## Activity
Report the lines of the data below that contain the string "JSON".

Dataset entries
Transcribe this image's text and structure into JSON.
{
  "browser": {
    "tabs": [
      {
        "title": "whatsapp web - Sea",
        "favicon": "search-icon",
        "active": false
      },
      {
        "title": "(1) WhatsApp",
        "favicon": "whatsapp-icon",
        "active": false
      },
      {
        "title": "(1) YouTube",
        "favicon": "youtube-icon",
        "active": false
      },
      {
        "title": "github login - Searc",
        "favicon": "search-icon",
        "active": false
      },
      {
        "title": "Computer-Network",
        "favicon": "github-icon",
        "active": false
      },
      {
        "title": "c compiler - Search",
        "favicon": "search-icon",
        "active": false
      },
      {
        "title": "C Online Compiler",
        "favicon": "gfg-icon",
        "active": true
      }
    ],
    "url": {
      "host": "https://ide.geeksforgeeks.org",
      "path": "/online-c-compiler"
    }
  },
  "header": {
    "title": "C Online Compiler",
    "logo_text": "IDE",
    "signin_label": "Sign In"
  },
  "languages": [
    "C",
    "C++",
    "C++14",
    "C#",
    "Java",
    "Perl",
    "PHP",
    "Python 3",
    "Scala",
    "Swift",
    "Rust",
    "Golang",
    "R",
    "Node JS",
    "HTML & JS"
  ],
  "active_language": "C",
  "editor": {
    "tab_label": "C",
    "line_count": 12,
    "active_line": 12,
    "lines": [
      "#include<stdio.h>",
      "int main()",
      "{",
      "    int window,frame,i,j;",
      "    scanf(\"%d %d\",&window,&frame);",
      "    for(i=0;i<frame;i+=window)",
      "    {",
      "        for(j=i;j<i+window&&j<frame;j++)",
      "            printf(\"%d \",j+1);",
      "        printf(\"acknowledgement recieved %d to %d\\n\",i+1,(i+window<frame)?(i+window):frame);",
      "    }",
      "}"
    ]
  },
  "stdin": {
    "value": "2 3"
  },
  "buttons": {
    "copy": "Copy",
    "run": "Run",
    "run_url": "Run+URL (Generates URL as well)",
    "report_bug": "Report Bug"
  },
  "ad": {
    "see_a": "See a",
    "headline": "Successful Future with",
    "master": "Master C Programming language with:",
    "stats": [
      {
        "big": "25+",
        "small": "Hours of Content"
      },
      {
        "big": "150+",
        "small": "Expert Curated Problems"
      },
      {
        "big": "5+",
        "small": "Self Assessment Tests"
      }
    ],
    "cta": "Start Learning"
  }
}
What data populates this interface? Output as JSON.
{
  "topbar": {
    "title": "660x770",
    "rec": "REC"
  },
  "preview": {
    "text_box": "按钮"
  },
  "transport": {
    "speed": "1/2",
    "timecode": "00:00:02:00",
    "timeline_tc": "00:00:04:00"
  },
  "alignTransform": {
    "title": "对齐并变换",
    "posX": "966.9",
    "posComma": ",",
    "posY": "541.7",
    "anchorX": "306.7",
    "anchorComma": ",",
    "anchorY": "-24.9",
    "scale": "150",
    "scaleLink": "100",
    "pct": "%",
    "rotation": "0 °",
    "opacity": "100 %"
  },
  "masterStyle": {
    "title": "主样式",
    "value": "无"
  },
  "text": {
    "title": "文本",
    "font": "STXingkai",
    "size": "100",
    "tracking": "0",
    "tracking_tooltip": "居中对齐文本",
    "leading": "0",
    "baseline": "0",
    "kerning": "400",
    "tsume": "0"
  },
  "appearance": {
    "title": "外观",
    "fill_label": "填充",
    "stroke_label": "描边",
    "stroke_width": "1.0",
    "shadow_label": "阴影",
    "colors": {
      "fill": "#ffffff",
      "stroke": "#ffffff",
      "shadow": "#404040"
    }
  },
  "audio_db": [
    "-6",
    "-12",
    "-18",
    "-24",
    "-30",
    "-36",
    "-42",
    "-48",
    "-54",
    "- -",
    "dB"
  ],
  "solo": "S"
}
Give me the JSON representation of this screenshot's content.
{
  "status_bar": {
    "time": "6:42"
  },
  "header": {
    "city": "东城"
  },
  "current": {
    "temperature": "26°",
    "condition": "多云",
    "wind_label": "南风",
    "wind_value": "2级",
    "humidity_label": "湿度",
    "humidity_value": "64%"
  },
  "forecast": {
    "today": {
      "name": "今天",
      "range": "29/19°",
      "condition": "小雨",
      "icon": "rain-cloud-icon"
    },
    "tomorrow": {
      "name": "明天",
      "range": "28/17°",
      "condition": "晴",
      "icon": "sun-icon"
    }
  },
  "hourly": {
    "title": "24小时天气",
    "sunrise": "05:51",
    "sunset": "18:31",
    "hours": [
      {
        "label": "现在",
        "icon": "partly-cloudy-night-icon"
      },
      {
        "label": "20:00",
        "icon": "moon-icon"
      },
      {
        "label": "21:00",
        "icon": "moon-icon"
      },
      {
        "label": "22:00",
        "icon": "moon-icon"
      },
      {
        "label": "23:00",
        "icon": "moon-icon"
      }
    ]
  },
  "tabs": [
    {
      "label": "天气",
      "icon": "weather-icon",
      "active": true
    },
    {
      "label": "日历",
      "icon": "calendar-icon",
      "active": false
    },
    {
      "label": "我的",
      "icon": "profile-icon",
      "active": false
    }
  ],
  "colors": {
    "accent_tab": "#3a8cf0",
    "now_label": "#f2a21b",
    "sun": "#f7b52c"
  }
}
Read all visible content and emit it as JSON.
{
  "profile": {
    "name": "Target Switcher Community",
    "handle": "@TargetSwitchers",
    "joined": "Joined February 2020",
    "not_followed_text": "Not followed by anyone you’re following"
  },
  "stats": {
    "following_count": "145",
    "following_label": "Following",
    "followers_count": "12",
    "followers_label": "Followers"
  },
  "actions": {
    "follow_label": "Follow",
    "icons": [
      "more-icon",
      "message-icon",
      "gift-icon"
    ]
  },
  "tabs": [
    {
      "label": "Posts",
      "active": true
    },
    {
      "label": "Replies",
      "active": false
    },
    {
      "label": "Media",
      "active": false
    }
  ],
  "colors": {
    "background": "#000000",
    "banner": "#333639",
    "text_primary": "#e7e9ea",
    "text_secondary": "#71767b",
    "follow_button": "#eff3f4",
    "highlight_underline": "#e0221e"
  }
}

## Your solution
Transcribe this image's text and structure into JSON.
What data populates this interface? Output as JSON.
Give me the JSON representation of this screenshot's content.
Read all visible content and emit it as JSON.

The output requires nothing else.